(App and web page records)
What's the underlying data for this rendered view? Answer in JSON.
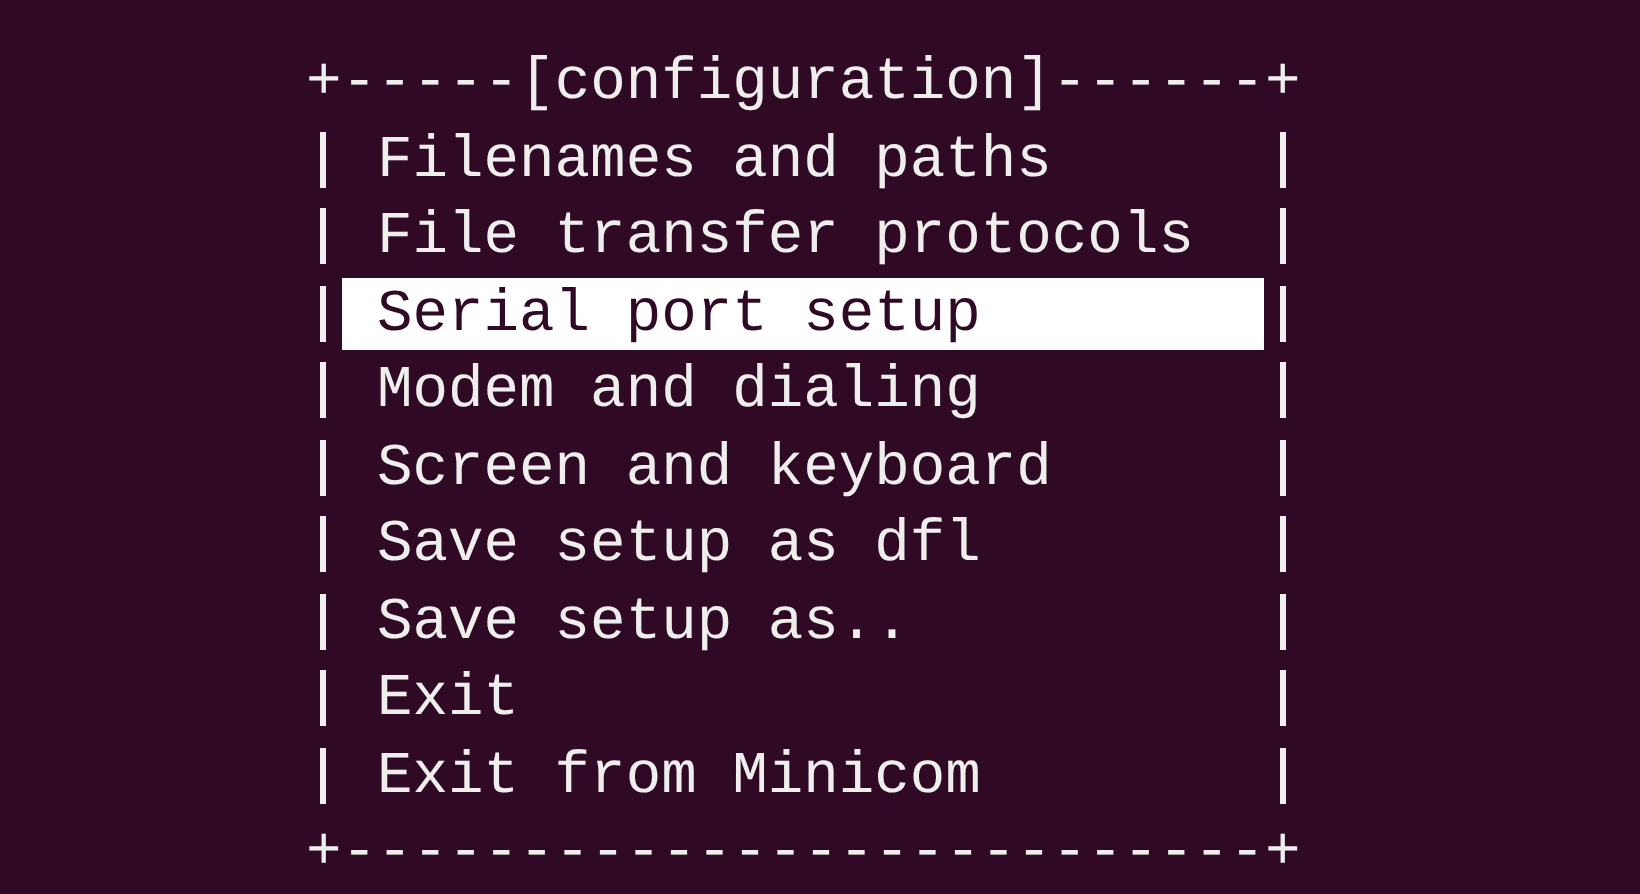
{
  "menu": {
    "border_top_left": "+-----",
    "title": "[configuration]",
    "border_top_right": "------+",
    "items": [
      {
        "label": "Filenames and paths",
        "selected": false
      },
      {
        "label": "File transfer protocols",
        "selected": false
      },
      {
        "label": "Serial port setup",
        "selected": true
      },
      {
        "label": "Modem and dialing",
        "selected": false
      },
      {
        "label": "Screen and keyboard",
        "selected": false
      },
      {
        "label": "Save setup as dfl",
        "selected": false
      },
      {
        "label": "Save setup as..",
        "selected": false
      },
      {
        "label": "Exit",
        "selected": false
      },
      {
        "label": "Exit from Minicom",
        "selected": false
      }
    ],
    "border_bottom": "+--------------------------+"
  }
}
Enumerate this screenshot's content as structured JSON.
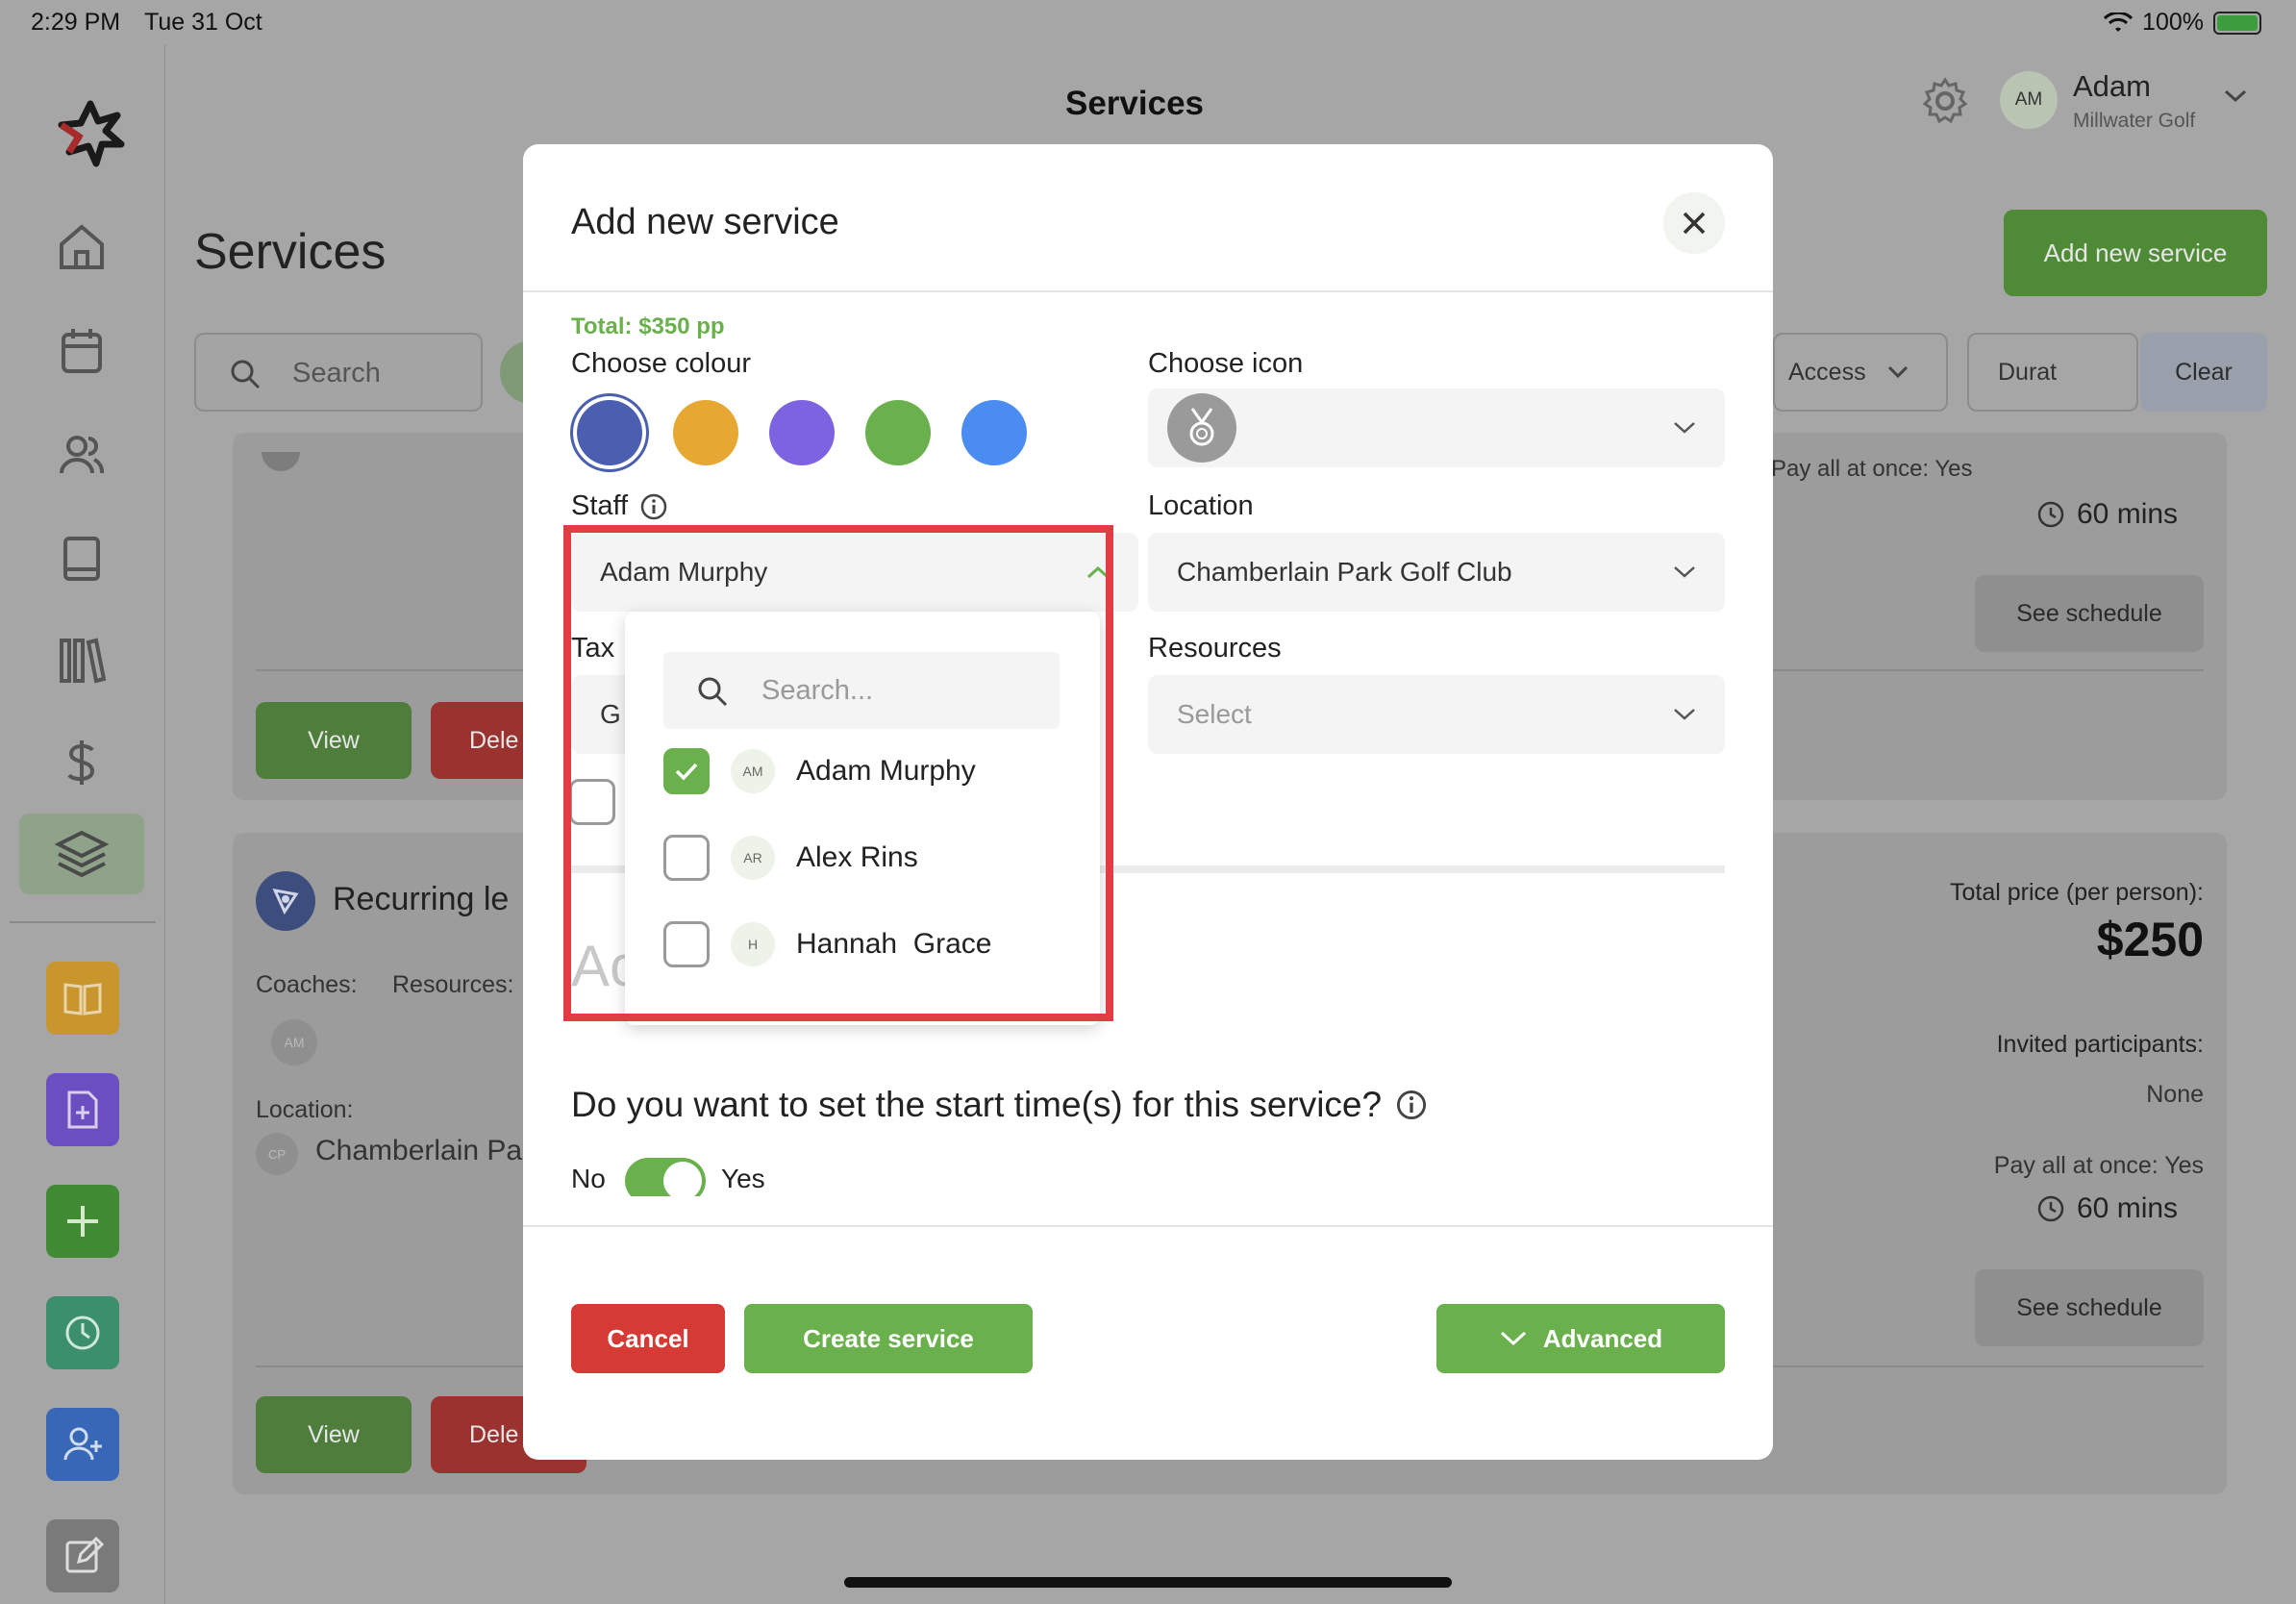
{
  "status_bar": {
    "time": "2:29 PM",
    "date": "Tue 31 Oct",
    "battery": "100%"
  },
  "sidebar": {
    "items": [
      "home-icon",
      "calendar-icon",
      "users-icon",
      "book-icon",
      "library-icon",
      "dollar-icon",
      "layers-icon"
    ],
    "quick_actions": [
      {
        "icon": "open-book-icon",
        "color": "#c8962c"
      },
      {
        "icon": "add-document-icon",
        "color": "#6b4fc0"
      },
      {
        "icon": "plus-icon",
        "color": "#3f8a32"
      },
      {
        "icon": "clock-icon",
        "color": "#3b8f6c"
      },
      {
        "icon": "add-user-icon",
        "color": "#3967b8"
      },
      {
        "icon": "edit-icon",
        "color": "#7a7a7a"
      }
    ]
  },
  "header": {
    "title": "Services",
    "user": {
      "initials": "AM",
      "name": "Adam",
      "org": "Millwater Golf"
    }
  },
  "background_page": {
    "title": "Services",
    "add_button": "Add new service",
    "search_placeholder": "Search",
    "filters": {
      "access": "Access",
      "duration": "Durat",
      "clear": "Clear"
    },
    "card1": {
      "pay_all": "Pay all at once: Yes",
      "duration": "60 mins",
      "see_schedule": "See schedule",
      "view": "View",
      "delete": "Dele"
    },
    "card2": {
      "title": "Recurring le",
      "coaches_label": "Coaches:",
      "resources_label": "Resources:",
      "coach_initials": "AM",
      "location_label": "Location:",
      "location_initials": "CP",
      "location": "Chamberlain Pa",
      "total_price_label": "Total price (per person):",
      "total_price": "$250",
      "invited_label": "Invited participants:",
      "invited_value": "None",
      "pay_all": "Pay all at once: Yes",
      "duration": "60 mins",
      "see_schedule": "See schedule",
      "view": "View",
      "delete": "Dele"
    }
  },
  "modal": {
    "title": "Add new service",
    "total": "Total: $350 pp",
    "choose_colour_label": "Choose colour",
    "colours": [
      "#4a5fb0",
      "#e6a832",
      "#7e63e0",
      "#6ab04c",
      "#4a8cf0"
    ],
    "selected_colour_index": 0,
    "choose_icon_label": "Choose icon",
    "staff_label": "Staff",
    "staff_value": "Adam Murphy",
    "location_label": "Location",
    "location_value": "Chamberlain Park Golf Club",
    "tax_label": "Tax",
    "tax_value_fragment": "G",
    "resources_label": "Resources",
    "resources_placeholder": "Select",
    "hidden_heading_fragment": "Ac",
    "start_time_question": "Do you want to set the start time(s) for this service?",
    "toggle_no": "No",
    "toggle_yes": "Yes",
    "toggle_on": true,
    "cancel": "Cancel",
    "create": "Create service",
    "advanced": "Advanced"
  },
  "staff_dropdown": {
    "search_placeholder": "Search...",
    "options": [
      {
        "initials": "AM",
        "name": "Adam Murphy",
        "checked": true
      },
      {
        "initials": "AR",
        "name": "Alex Rins",
        "checked": false
      },
      {
        "initials": "H",
        "name": "Hannah  Grace",
        "checked": false
      }
    ]
  },
  "colors": {
    "green": "#6ab04c",
    "red": "#d63a35",
    "highlight": "#e43c45"
  }
}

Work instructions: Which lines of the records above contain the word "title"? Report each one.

Answer to the exercise:
    "title": "[configuration]",
    "title": "Services",
    "title": "Services",
      "title": "Recurring le",
    "title": "Add new service",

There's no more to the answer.